Alexander Bryukankov (Russia)
The Russian, third in the rankings, is still waiting for his first world series win, after five silver and one bronze finishes, the most by an athlete yet to record a victory. At 25, he was consistently strong through the year without getting to the line first. Time to break his duck?
Bevan Docherty (New Zealand)
Ranked No 14, New Zealand's veteran is having his last tilt before moving into longer distance racing. He helped design the course; it'll suit him, and the other home athletes. He's unlikely to win it, but expect a bold effort. He won't want to step away on a bum note.
Kris Gemmell (New Zealand)
Durable competitor, won the Auckland race last year, ranked No 15, and also starting to come towards the end of his elite tri days. The course layout won't hurt him - he had a big say in its development. If a New Zealander is to make the podium it could be him.
Erin Densham (Australia)
The Olympic bronze medallist, Densham holds a slim 30-point lead over Lisa Norden. In 10 ITU races this year, the 27-year-old from Camden, south-west of Sydney, has placed seven times. Continues the tradition of formidable Australian athletes. Densham could cap a stellar season tomorrow.
Lisa Norden (Sweden)
Came within a blink of Olympic gold in London in one of the tightest finishes of the games. Her country's first Olympic medallist in the sport. She was an equestrian rider who took up triathlon 10 years ago to keep active while her horse was injured. Wins in the last two events at Stockholm and Yokohama in the last two months make her a form contender.
Andrea Hewitt (New Zealand)
Won in Auckland last year and is fourth in the rankings. She's had a couple of thirds in the series and was sixth at the London Games. She's finished third and second overall in the last three years. The Christchurch 30-year-old is New Zealand's best chance. Certainly has the talent to have the home crowd roaring tomorrow.
Anne Haug (Germany)
Three fourths and a second in the series point to a consistent performer. The Sudoku-loving 29-year-old from Bayreuth has a degree in sports science and took up triathlon nine years ago. Fifth in the rankings.
Emma Moffat (Australia)

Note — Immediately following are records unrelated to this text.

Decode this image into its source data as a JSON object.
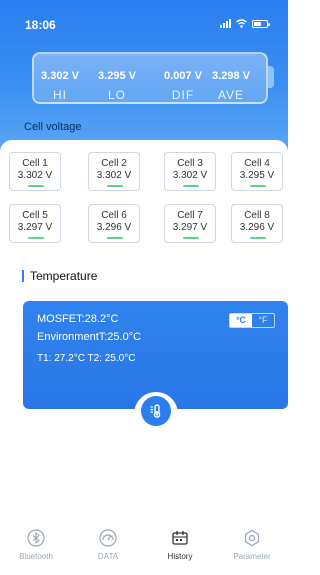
{
  "status_bar": {
    "time": "18:06"
  },
  "summary": {
    "stats": [
      {
        "value": "3.302 V",
        "label": "HI"
      },
      {
        "value": "3.295 V",
        "label": "LO"
      },
      {
        "value": "0.007 V",
        "label": "DIF"
      },
      {
        "value": "3.298 V",
        "label": "AVE"
      }
    ],
    "section_label": "Cell voltage"
  },
  "cells": [
    {
      "name": "Cell 1",
      "voltage": "3.302 V"
    },
    {
      "name": "Cell 2",
      "voltage": "3.302 V"
    },
    {
      "name": "Cell 3",
      "voltage": "3.302 V"
    },
    {
      "name": "Cell 4",
      "voltage": "3.295 V"
    },
    {
      "name": "Cell 5",
      "voltage": "3.297 V"
    },
    {
      "name": "Cell 6",
      "voltage": "3.296 V"
    },
    {
      "name": "Cell 7",
      "voltage": "3.297 V"
    },
    {
      "name": "Cell 8",
      "voltage": "3.296 V"
    }
  ],
  "temperature": {
    "title": "Temperature",
    "mosfet": "MOSFET:28.2°C",
    "environment": "EnvironmentT:25.0°C",
    "probes": "T1: 27.2°C   T2: 25.0°C",
    "unit_c": "°C",
    "unit_f": "°F",
    "selected_unit": "°C"
  },
  "tabs": [
    {
      "label": "Bluetooth",
      "icon": "bluetooth-icon",
      "active": false
    },
    {
      "label": "DATA",
      "icon": "gauge-icon",
      "active": false
    },
    {
      "label": "History",
      "icon": "history-icon",
      "active": true
    },
    {
      "label": "Parameter",
      "icon": "settings-icon",
      "active": false
    }
  ],
  "colors": {
    "accent": "#2b7ef0",
    "cell_ok": "#59d48a"
  }
}
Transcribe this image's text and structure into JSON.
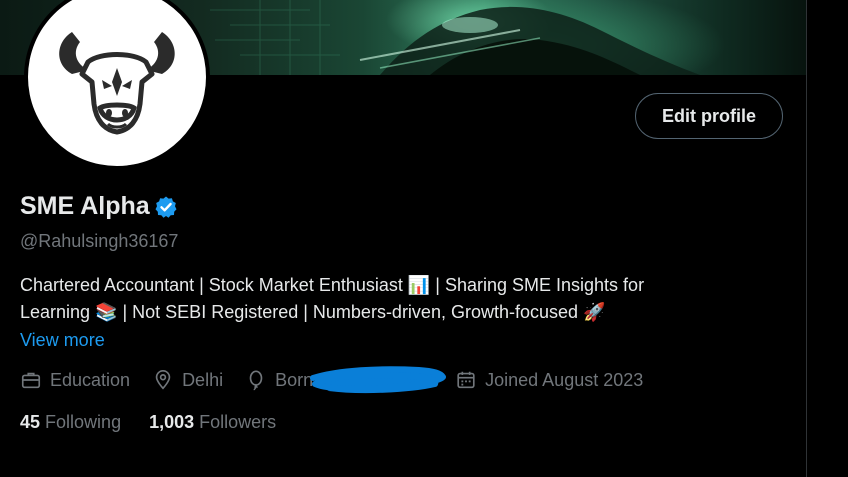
{
  "profile": {
    "display_name": "SME Alpha",
    "handle": "@Rahulsingh36167",
    "bio_line1_a": "Chartered Accountant | Stock Market Enthusiast ",
    "bio_emoji_chart": "📊",
    "bio_line1_b": " | Sharing SME Insights for",
    "bio_line2_a": "Learning ",
    "bio_emoji_books": "📚",
    "bio_line2_b": " | Not SEBI Registered | Numbers-driven, Growth-focused ",
    "bio_emoji_rocket": "🚀",
    "view_more": "View more",
    "category": "Education",
    "location": "Delhi",
    "birthday_partial": "Born",
    "joined": "Joined August 2023"
  },
  "actions": {
    "edit_profile": "Edit profile"
  },
  "stats": {
    "following_count": "45",
    "following_label": "Following",
    "followers_count": "1,003",
    "followers_label": "Followers"
  },
  "icons": {
    "verified": "verified-badge-icon",
    "category": "briefcase-icon",
    "location": "location-pin-icon",
    "birthday": "balloon-icon",
    "joined": "calendar-icon",
    "avatar": "bull-head-logo"
  },
  "colors": {
    "background": "#000000",
    "primary_text": "#e7e9ea",
    "secondary_text": "#71767b",
    "link": "#1d9bf0",
    "verified": "#1d9bf0",
    "redaction": "#0a7fd8"
  }
}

One of Australia's cluster of outstanding female triathletes, two-time world champ Moffat won bronze at the Beijing Olympics. The 28-year-old from Moree in New South Wales has had an up-and-down world series. Sits sixth in the rankings. Always puts her left sock on first and shouldn't be hard to spot - she always races in pearls.